Back in 2021 when The MTA first announced that it was closing (don’t ask. . . it turned out to be a dress run for the following year) I said in our press release that we wouldn’t be the last college to close due to financial struggles. The irony being of course, that The MTA was sustainable had we secured a funding stream for our students as we were never short of applicants, just always short of applicants that could pay their fees.

Over the past few years, colleges have toppled – Colin’s, Cossons, Reads, The Poor School ALRA, The MTA (of course) and as of yesterday Evolution will be closing at the end of the year too. Then there are the colleges that have been absorbed by universities, GSA, Urdang, Drama Centre London (which subsequently closed), or taken over by large conglomerates such as BIMM (Performers, Masters). Then there are the colleges that are on the brink of survival. . . . none of which I’m going to name (obviously), suffice as to say that when I spoke to other principals at the time of our closure many of the conversations were in the realm of “there but for the grace of God go I”.

So what’s changed? Some might argue that it’s just evolution and change is good right? Well in this instance it’s very wrong. If a college is in cahoots with a university and offering a degree course, the chances are that the college is in financial trouble – as training to be a professional is a loss leader for so many universities. They gift you the validation usually on the condition that you keep growing – more students and more courses. However the standard Student Loan for an actor’s training hasn’t covered the cost of training for years – hence the reason why colleges like Arts Ed charge a top-up, or indeed colleges such as The MTA had to have a high price point in order to simply break even.

As I said in the 2021 press release – we had reached the point that we were celebrating colleges getting bigger – more studios, more students, without stopping for a moment to evaluate what that change was doing to the standard of training in the UK. I’ve previously written about how elite training was being dumbed down – quantity started to matter more than quality. One college changed its outlook from elite training to a lifestyle choice, another conglomerate college is getting quite the reputation for accepting everyone who applies – regardless of their ability. Many people will applaud the inclusivity of this before working out that oversubscribed colleges lowering the entry requirement means that the industry is being flooded with substandard performers all hustling for the same few jobs.

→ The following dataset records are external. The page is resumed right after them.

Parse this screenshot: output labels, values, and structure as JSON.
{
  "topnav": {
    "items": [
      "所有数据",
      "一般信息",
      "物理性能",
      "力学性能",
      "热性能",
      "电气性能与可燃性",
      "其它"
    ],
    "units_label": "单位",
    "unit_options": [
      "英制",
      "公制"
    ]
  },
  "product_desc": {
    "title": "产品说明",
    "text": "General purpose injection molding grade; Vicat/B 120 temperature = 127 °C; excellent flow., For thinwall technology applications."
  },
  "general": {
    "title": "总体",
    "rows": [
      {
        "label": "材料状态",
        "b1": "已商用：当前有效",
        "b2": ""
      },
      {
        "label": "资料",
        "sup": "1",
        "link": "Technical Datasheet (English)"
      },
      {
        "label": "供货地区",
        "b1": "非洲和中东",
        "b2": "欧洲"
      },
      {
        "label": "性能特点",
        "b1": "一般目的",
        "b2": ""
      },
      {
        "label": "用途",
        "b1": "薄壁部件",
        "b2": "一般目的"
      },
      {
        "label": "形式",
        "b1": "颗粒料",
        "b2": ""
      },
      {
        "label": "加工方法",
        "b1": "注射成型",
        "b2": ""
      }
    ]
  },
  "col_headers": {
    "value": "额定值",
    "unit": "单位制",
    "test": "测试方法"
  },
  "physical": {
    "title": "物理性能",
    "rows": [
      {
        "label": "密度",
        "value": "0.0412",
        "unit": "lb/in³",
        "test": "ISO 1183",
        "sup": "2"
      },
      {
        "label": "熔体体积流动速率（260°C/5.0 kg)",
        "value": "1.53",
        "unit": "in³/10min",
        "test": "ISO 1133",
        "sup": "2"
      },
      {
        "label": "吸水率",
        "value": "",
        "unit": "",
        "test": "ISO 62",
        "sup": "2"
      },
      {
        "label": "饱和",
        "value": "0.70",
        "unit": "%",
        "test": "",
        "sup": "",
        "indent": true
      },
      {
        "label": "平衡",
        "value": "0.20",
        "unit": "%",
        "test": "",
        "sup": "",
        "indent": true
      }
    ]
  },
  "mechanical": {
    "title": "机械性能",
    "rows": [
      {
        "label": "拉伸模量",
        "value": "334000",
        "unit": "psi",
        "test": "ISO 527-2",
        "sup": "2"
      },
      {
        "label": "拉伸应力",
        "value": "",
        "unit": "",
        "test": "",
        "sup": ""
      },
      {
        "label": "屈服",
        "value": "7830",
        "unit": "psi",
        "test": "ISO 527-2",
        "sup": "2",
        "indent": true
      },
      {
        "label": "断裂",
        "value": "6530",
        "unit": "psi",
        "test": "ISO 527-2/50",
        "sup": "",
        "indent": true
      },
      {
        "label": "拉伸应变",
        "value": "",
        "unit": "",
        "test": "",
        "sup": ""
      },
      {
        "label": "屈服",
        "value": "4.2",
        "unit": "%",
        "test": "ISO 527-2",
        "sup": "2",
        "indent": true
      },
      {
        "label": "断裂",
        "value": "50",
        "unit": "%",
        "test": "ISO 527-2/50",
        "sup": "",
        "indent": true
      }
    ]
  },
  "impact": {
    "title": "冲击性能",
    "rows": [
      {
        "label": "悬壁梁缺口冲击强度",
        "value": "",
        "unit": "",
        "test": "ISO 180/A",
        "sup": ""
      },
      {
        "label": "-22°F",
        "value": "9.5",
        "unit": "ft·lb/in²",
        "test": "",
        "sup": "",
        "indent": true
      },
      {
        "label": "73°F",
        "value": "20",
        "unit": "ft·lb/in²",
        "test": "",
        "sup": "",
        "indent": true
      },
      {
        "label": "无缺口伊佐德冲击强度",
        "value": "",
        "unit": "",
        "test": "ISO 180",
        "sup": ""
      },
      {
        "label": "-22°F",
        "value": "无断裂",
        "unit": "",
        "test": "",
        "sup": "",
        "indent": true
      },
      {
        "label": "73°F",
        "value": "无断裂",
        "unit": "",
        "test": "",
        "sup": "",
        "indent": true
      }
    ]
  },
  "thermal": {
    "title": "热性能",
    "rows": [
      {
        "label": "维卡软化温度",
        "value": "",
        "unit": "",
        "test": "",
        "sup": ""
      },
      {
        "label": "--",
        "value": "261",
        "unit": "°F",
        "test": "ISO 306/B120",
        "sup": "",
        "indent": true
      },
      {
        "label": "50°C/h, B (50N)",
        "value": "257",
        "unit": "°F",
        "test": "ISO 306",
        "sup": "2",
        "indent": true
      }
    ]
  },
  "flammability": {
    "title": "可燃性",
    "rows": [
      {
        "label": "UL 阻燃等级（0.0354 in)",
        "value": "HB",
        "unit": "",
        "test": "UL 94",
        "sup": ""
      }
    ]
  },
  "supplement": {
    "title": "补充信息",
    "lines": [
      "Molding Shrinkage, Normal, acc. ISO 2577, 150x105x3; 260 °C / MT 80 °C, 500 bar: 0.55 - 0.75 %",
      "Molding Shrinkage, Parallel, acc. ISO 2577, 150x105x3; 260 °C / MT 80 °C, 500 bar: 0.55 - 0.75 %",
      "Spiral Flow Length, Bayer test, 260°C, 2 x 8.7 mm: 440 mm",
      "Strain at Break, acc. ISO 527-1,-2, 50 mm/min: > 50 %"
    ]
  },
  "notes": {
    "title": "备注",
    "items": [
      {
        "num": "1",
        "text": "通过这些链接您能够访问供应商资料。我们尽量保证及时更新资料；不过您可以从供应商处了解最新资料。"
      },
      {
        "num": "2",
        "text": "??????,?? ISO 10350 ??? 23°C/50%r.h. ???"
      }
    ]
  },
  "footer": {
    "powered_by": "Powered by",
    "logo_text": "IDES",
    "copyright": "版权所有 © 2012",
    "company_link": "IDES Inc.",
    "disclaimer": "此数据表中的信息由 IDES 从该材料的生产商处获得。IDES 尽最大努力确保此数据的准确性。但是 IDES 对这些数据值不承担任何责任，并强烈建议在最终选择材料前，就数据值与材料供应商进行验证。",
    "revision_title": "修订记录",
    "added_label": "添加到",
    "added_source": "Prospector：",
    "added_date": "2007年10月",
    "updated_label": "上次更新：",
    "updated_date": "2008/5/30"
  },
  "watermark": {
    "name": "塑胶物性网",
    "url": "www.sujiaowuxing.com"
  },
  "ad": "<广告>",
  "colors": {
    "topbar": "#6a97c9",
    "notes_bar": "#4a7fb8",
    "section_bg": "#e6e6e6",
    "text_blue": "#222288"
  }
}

To balance the books more and more colleges are offering foundation courses and top-ups or masters. One-year courses can make up the deficit of the traditional 3 year course. Once again – those books have to balance so we’ve seen an increase in the number of students doing a foundation course – sadly, at the cost of the specialist colleges who had developed those very courses (eg Reads and Evolution). Students prefer to do their foundation course at their “dream college” in the hope that they’ll get a place on their main course at the end of the year. . . this is despite the colleges offering no guarantee of that.

The small, bespoke training college is in serious danger of going extinct – and nobody cares. The Federation of Drama Schools should be stepping in to try and save these colleges and indeed the decline in training and care – instead it hauled up the drawbridge, pretended to be advocating for vocational training whilst keeping its head down as the majority of its members have been rocked by scandal after scandal.

What about one of the other umbrella organisations? Interestingly they’ve all stayed quiet about every scandal, none of them have jumped in to support an institution in trouble (even when I was shouting about the fact that Trinity might be a bit dodgy given our experience of them and I was genuinely concerned for all colleges being validated by them. . . they all looked the other way). Like my blog earlier this week nobody is going to rock the boat. . . not when they’re all frantically bailing water out themselves it would seem.

Brexit, the demise of the Career Development Loan, Covid, the cost of living crisis, a government that has failed to support the arts in schools, a falling population, all contribute to the issues. The MTA is an outlier here for being brought down by another organisation’s disorganisation (allegedly. . . not that they’ve ever followed through on their threats to sue me for naming them as the issue). Repeated reports of alleged bullying, racism, abuse, toxicity, cover-ups have failed to damage the ‘old school’ as much as one would have thought. However there are some interesting new colleges coming through (new as in the last 15 years) which a) have never pretended to want to be small colleges – so have always had big plans, and b) have harnessed the power of social media much more successfully to build up a following which negates their lack of sustainable success (to date that is).

There will be more sellouts, more amalgamations and more closures, along with more students being crammed into more studios without adequate pastoral care to deal with the issues that training brings up. We’ll see more courses being added, and slowly but surely we’ll see less contact time, and more stories of systemic failings. Vocational training should never have been budgeted within the academic model – it always needed to be so much more than that. Eventually there seems to be little doubt that funding will be intrinsically linked with graduate success – and that, I believe, will be a major tipping point.

I’m clearly biased – I ran a small college. I don’t think that training performers should be done in batches. The exquisite performers are the individuals who have been given the skill set and support, to build on natural talent, and then are courageous enough to play around, whilst humble enough to know that they need to keep on working at their craft. In my opinion colleges should have always been bespoke – never “talent factories”, as our industry is all the poorer for it, and indeed there’s a whole generation of performers in training going to be financially poorer for it too. . . especially when they discover that they were just a number for cashflow.